Same old story
The other elements of the pandemic story are perhaps predictable for socialists - a pharmaceutical industry which only cares about the bottom line, and governments which are willing to lie and cover-up to protect profits of big corporations. The details Davis provides are striking, however, and in and of themselves are a strong argument for public ownership and workers’ control of the big pharmaceutical companies.
Effectively they have almost entirely neglected the development and production of vaccines, because they are simply not profitable enough. The worldwide sales for all vaccines from all pharmaceutical companies produce less revenue than Pfizer’s income from a single anti-cholesterol medication! These companies, which speak about the importance of intellectual property and patents so that they can invest in research, in reality invest only 11% of their revenue on research, while spending 27% on marketing. The irrationality of letting private profit determine what drugs are researched and developed is crystal clear.

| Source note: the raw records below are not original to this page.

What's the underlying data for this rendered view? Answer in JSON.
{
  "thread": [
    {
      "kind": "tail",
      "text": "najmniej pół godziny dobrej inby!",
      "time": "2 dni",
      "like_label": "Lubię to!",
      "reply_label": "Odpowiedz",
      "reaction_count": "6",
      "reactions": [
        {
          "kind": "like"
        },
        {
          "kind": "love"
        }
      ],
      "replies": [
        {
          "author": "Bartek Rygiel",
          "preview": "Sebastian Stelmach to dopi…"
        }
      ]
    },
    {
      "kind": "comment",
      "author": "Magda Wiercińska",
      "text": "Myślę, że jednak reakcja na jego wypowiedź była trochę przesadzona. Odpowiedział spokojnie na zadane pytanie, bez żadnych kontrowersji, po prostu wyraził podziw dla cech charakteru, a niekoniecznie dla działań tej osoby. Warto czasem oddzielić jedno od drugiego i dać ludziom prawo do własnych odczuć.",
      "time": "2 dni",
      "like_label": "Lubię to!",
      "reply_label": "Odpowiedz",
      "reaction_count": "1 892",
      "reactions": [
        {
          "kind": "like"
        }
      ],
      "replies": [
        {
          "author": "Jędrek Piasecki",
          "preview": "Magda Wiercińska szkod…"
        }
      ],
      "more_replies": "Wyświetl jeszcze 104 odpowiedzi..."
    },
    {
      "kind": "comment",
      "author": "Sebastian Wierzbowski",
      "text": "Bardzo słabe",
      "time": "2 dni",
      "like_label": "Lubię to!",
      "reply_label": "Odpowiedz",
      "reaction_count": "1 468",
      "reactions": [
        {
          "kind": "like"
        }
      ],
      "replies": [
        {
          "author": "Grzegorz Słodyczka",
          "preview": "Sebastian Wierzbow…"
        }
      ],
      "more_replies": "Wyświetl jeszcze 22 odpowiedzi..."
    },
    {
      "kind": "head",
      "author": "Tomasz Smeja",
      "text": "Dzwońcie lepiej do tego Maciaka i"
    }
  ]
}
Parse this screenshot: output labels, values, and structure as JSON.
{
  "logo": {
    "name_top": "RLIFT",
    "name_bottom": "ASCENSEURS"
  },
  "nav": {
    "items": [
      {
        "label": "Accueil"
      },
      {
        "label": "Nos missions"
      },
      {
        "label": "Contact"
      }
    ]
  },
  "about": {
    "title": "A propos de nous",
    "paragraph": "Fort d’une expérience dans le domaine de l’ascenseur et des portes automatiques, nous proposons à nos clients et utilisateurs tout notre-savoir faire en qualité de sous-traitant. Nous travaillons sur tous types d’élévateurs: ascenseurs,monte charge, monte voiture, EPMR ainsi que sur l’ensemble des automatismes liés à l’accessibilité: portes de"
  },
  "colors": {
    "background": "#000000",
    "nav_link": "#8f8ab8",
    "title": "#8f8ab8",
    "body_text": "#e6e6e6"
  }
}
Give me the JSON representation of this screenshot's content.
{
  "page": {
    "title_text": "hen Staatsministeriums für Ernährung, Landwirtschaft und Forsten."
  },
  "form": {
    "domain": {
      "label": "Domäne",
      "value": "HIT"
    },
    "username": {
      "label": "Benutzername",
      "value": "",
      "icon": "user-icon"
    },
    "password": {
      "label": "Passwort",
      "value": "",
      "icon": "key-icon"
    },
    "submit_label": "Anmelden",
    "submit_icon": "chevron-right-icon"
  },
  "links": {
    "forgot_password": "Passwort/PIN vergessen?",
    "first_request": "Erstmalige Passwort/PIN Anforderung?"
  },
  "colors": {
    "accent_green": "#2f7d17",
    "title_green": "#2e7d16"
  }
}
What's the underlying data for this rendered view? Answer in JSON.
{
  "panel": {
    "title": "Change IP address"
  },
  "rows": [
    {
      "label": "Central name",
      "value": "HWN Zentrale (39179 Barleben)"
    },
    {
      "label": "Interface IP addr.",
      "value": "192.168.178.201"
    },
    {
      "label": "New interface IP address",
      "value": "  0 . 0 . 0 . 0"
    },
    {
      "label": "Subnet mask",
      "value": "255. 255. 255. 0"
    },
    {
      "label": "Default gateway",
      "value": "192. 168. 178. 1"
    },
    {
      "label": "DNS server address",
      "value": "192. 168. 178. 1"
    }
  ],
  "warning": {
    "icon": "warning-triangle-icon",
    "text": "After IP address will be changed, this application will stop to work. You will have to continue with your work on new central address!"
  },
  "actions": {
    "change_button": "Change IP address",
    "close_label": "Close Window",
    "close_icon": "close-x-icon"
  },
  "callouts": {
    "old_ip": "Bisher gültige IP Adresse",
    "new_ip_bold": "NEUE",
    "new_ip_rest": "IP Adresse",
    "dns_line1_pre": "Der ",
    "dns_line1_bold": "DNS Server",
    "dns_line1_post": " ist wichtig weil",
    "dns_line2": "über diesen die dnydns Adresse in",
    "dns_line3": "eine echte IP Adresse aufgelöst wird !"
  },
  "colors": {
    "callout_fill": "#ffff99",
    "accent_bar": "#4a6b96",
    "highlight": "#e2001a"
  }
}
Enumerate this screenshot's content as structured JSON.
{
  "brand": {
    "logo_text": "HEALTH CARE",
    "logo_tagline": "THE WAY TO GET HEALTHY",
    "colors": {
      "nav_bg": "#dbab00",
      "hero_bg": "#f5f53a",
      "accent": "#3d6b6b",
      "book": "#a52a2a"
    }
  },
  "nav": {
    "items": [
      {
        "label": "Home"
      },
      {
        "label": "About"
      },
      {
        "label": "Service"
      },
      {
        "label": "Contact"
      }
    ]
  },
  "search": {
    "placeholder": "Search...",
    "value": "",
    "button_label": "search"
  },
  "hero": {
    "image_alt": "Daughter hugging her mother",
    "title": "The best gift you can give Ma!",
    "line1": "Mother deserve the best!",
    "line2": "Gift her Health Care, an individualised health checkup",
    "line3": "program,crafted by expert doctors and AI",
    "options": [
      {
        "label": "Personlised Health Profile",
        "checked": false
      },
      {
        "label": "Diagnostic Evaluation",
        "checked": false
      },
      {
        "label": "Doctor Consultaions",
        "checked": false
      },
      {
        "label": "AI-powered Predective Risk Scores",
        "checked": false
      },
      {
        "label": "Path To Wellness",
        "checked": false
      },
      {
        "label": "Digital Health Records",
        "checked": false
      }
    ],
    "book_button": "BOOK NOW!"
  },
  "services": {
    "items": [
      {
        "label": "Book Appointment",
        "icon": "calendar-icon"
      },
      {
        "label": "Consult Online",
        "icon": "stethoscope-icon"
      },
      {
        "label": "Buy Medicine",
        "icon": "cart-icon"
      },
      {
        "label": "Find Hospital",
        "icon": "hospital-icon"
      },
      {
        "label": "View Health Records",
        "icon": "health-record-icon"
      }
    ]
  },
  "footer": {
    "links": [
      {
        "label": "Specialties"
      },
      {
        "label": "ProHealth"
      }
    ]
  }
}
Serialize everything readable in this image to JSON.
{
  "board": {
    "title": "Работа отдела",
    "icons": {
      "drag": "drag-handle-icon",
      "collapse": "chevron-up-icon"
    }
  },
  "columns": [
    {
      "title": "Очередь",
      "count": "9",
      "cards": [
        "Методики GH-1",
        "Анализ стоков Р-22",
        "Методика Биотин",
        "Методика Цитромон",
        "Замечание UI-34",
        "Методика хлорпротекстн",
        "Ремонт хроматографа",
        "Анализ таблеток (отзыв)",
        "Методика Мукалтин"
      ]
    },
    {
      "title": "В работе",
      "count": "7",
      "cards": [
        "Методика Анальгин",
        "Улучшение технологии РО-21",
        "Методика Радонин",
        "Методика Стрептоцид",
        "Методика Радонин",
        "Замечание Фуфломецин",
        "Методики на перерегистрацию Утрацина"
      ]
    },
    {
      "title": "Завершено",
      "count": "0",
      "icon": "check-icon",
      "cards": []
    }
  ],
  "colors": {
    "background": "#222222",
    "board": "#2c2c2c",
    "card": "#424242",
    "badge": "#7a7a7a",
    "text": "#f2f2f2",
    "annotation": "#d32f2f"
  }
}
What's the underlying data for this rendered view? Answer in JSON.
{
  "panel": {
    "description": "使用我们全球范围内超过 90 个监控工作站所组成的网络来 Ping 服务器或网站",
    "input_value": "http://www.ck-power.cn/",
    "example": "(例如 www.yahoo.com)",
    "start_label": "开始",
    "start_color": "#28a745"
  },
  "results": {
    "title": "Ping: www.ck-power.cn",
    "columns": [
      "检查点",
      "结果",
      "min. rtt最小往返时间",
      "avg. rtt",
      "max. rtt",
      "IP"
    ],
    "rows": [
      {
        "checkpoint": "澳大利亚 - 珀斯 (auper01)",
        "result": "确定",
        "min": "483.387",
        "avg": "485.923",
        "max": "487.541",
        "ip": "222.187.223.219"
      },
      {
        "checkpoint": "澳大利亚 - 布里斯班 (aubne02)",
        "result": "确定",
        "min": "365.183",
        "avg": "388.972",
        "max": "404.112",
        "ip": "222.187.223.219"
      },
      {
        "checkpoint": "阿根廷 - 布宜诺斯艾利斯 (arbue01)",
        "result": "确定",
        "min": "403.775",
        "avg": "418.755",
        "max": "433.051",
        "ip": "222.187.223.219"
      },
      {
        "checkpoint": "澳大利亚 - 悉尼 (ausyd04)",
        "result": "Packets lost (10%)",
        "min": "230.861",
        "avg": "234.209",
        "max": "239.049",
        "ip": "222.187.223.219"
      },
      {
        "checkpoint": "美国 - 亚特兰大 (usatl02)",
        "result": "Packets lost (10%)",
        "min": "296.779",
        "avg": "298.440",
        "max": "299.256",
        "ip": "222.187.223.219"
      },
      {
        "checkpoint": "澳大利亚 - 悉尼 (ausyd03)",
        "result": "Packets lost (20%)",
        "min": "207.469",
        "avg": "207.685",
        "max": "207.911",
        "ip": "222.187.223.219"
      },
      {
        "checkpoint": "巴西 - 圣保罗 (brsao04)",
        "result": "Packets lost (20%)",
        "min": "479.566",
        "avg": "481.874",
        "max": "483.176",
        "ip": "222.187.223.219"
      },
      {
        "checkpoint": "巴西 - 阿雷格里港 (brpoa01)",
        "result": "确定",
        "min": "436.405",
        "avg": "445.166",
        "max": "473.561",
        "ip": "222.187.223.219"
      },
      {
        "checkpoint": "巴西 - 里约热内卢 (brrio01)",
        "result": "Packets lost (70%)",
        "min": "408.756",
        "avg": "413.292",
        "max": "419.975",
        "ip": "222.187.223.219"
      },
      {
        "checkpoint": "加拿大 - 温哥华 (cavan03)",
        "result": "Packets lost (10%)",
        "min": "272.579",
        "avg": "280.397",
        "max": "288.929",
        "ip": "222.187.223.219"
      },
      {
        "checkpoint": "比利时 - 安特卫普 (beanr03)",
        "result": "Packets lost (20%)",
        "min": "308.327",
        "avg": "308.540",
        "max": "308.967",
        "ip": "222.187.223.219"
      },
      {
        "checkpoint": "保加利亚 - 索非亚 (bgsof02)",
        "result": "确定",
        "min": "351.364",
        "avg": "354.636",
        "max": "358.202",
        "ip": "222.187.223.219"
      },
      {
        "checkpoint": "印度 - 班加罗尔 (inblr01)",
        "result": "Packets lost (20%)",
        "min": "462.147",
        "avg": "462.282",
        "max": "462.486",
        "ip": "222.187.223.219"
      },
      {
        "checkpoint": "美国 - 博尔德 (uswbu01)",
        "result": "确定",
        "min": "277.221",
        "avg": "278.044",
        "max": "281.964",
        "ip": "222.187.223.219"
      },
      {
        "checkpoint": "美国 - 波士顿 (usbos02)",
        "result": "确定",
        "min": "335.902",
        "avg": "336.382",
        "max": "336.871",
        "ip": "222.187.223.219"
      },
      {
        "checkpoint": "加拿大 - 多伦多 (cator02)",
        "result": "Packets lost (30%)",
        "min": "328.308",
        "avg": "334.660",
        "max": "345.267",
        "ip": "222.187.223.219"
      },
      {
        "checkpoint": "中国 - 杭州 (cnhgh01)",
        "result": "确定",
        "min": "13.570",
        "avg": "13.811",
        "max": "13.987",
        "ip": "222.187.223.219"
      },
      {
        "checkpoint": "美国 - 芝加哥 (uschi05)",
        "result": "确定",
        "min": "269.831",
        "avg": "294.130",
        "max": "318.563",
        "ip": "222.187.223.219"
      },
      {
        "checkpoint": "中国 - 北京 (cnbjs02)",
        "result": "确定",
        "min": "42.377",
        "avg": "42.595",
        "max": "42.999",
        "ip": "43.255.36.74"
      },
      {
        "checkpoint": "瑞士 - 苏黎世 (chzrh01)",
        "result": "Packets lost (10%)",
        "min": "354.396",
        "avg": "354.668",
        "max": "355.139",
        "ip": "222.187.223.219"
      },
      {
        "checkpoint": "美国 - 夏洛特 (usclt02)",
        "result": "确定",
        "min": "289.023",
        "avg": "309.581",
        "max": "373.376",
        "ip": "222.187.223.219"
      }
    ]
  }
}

Government cover-up, like during the 2003 and 2004 avian flu outbreak, is also a consistent feature. In Thailand, this was driven by the biggest agri-business company in Asia, Charoen Pokphand, known as CP. In order to protect their profits, the government colluded with CP to pay contract farmers to keep quiet about their infected flock, and sought deals to export the virus-laden animals.
Nor is this government failing limited to Asia. Davis outlines the effective destruction of public-health systems in the advanced capitalist world, above all in the US. Trump’s dismantling of a National Security Council unit focused on pandemic preparedness was just the icing on the cake of what was done by both Republicans and Democrats before him. Davis excoriates their focus on a hyped threat of bioterrorism, while overseeing cuts to public-health funding and a chronic shortage of vaccines and Tamiflu, an antiviral drug which would operate as a first line of defence against pandemic influenza.
Winds of change
As the horrifying consequences of this global pandemic become clear, more and more people will be looking for answers. Why did this pandemic take place? How were governments so unprepared? What could have been done differently to avoid the pandemic entirely or to mitigate its impacts? Davis’ book provides the information for socialists to answer those questions and demonstrate the culpability of the callous capitalist system.
Inspiring solidarity and action happening today, from General Electric workers staging a walk-out to demand their factories are converted to produce ventilators, to the community solidarity groups being established across Ireland, should give us confidence in the capacity of working class people to take control and organise society on a rational eco-socialist basis. A key task would be to heal the rift between nature and humankind caused by the capitalist system. That is necessary, not only to protect us from the threat of future pandemics, but also to avoid the impending climate catastrophe.